We finally summited on Gillean at 7pm. Kim refused to celebrate until he’d climbed back down the West Ridge but then all thoughts were set on beer & food.
The walk-out in the evening light was sublime-
Macleaod’s Maidens & South Uist
Red Red Cuillin glowing with success
We won on the gamble against the snow and then timed things just right to avoid getting held up by anyone on the Pinn today. Some parties had waited for up to 2 hours apparently.
Margaret ecstatic with achieving her In Pinn ambition and safely landing back on solid ground.
In the afternoon we headed over to Mhic Choinnich with more snow flurries but great views back to where we had come from.
Chris taking it all in on his first visit
The sun was even hotter yesterday so I chose to approach the Pinn by an enclosed gully in the Banachdaich Slabs.

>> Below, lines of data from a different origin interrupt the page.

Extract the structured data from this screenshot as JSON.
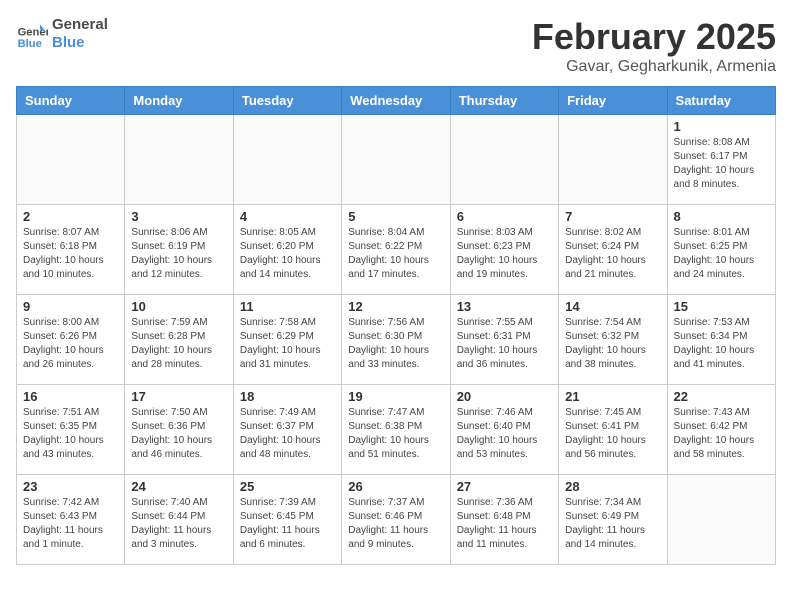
{
  "header": {
    "logo_line1": "General",
    "logo_line2": "Blue",
    "month": "February 2025",
    "location": "Gavar, Gegharkunik, Armenia"
  },
  "weekdays": [
    "Sunday",
    "Monday",
    "Tuesday",
    "Wednesday",
    "Thursday",
    "Friday",
    "Saturday"
  ],
  "weeks": [
    [
      {
        "day": "",
        "info": ""
      },
      {
        "day": "",
        "info": ""
      },
      {
        "day": "",
        "info": ""
      },
      {
        "day": "",
        "info": ""
      },
      {
        "day": "",
        "info": ""
      },
      {
        "day": "",
        "info": ""
      },
      {
        "day": "1",
        "info": "Sunrise: 8:08 AM\nSunset: 6:17 PM\nDaylight: 10 hours and 8 minutes."
      }
    ],
    [
      {
        "day": "2",
        "info": "Sunrise: 8:07 AM\nSunset: 6:18 PM\nDaylight: 10 hours and 10 minutes."
      },
      {
        "day": "3",
        "info": "Sunrise: 8:06 AM\nSunset: 6:19 PM\nDaylight: 10 hours and 12 minutes."
      },
      {
        "day": "4",
        "info": "Sunrise: 8:05 AM\nSunset: 6:20 PM\nDaylight: 10 hours and 14 minutes."
      },
      {
        "day": "5",
        "info": "Sunrise: 8:04 AM\nSunset: 6:22 PM\nDaylight: 10 hours and 17 minutes."
      },
      {
        "day": "6",
        "info": "Sunrise: 8:03 AM\nSunset: 6:23 PM\nDaylight: 10 hours and 19 minutes."
      },
      {
        "day": "7",
        "info": "Sunrise: 8:02 AM\nSunset: 6:24 PM\nDaylight: 10 hours and 21 minutes."
      },
      {
        "day": "8",
        "info": "Sunrise: 8:01 AM\nSunset: 6:25 PM\nDaylight: 10 hours and 24 minutes."
      }
    ],
    [
      {
        "day": "9",
        "info": "Sunrise: 8:00 AM\nSunset: 6:26 PM\nDaylight: 10 hours and 26 minutes."
      },
      {
        "day": "10",
        "info": "Sunrise: 7:59 AM\nSunset: 6:28 PM\nDaylight: 10 hours and 28 minutes."
      },
      {
        "day": "11",
        "info": "Sunrise: 7:58 AM\nSunset: 6:29 PM\nDaylight: 10 hours and 31 minutes."
      },
      {
        "day": "12",
        "info": "Sunrise: 7:56 AM\nSunset: 6:30 PM\nDaylight: 10 hours and 33 minutes."
      },
      {
        "day": "13",
        "info": "Sunrise: 7:55 AM\nSunset: 6:31 PM\nDaylight: 10 hours and 36 minutes."
      },
      {
        "day": "14",
        "info": "Sunrise: 7:54 AM\nSunset: 6:32 PM\nDaylight: 10 hours and 38 minutes."
      },
      {
        "day": "15",
        "info": "Sunrise: 7:53 AM\nSunset: 6:34 PM\nDaylight: 10 hours and 41 minutes."
      }
    ],
    [
      {
        "day": "16",
        "info": "Sunrise: 7:51 AM\nSunset: 6:35 PM\nDaylight: 10 hours and 43 minutes."
      },
      {
        "day": "17",
        "info": "Sunrise: 7:50 AM\nSunset: 6:36 PM\nDaylight: 10 hours and 46 minutes."
      },
      {
        "day": "18",
        "info": "Sunrise: 7:49 AM\nSunset: 6:37 PM\nDaylight: 10 hours and 48 minutes."
      },
      {
        "day": "19",
        "info": "Sunrise: 7:47 AM\nSunset: 6:38 PM\nDaylight: 10 hours and 51 minutes."
      },
      {
        "day": "20",
        "info": "Sunrise: 7:46 AM\nSunset: 6:40 PM\nDaylight: 10 hours and 53 minutes."
      },
      {
        "day": "21",
        "info": "Sunrise: 7:45 AM\nSunset: 6:41 PM\nDaylight: 10 hours and 56 minutes."
      },
      {
        "day": "22",
        "info": "Sunrise: 7:43 AM\nSunset: 6:42 PM\nDaylight: 10 hours and 58 minutes."
      }
    ],
    [
      {
        "day": "23",
        "info": "Sunrise: 7:42 AM\nSunset: 6:43 PM\nDaylight: 11 hours and 1 minute."
      },
      {
        "day": "24",
        "info": "Sunrise: 7:40 AM\nSunset: 6:44 PM\nDaylight: 11 hours and 3 minutes."
      },
      {
        "day": "25",
        "info": "Sunrise: 7:39 AM\nSunset: 6:45 PM\nDaylight: 11 hours and 6 minutes."
      },
      {
        "day": "26",
        "info": "Sunrise: 7:37 AM\nSunset: 6:46 PM\nDaylight: 11 hours and 9 minutes."
      },
      {
        "day": "27",
        "info": "Sunrise: 7:36 AM\nSunset: 6:48 PM\nDaylight: 11 hours and 11 minutes."
      },
      {
        "day": "28",
        "info": "Sunrise: 7:34 AM\nSunset: 6:49 PM\nDaylight: 11 hours and 14 minutes."
      },
      {
        "day": "",
        "info": ""
      }
    ]
  ]
}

This had the added bonus of beautiful cold water for drinking right up to over 800m.
Glad to have reached the shade
A sea of mist lying east of Skye gave some beautiful effects and, as Mark pointed out, it was a wonderful day just to take it all in.
The eastern Black Cuillin, Garbh-bheinn, Clach Glas & Blaven with the Affric peaks snow-clad behind
The hills were nearly empty and we saw just 2 solo climbers going up and then back down the long crest of the In Pinn. This would have created havoc on a busier day but a wonderful peace kept everything calm.
Falcon Scott celebrating a long-held ambition
Mark & Iain take in the views
A classic stacked abseil descent on a classic day
A nippy breeze was quite welcome just as we started our ascent. It didn’t stop us having a dip in the lochan on the way down but was a sure sign of yet another cold front returning; today has been bitter but still dry.
Thanks to Chris Sutcliffe for sending this great shot of the Cuillin above the sea of mist taken from Bealach na Ba above Applecross where he enjoyed the uber-classic Cioch Nose.
Blaven far left and Beinn na Caillich far right
We’ve just a last minute cancellation for our cottage that frees it up for the next fortnight. Please contact us by phone, 01471 822 116, or e-mail Catriona on firstname.lastname@example.org if you are interested in booking. Book price was £495 for Saturday to Saturday but we are open to offers for any let of 3 or more consecutive days.
Glas Bheinn cottage is a traditional stone built cottge in the village of Luib just 25 minutes from the Skye bridge. It sleeps 4 people in a double and a twin room.
Another glorious day treating us all to a good dose of sunburn today. Tom & I climbed Bomb Alley, roped across the last remaining snow on Collie’s Ledge and then tackled An Stac Direct before a leisurely ascent of the Pinn. The contrast with Monday’s wind & ice was unbelievable.
Big fresh bombs in the Alley
Ropes on Collie’s still
Pinn viewed from the top of An Stac Direct
Happy Tom after modestly climbing his last Munro; congratulations.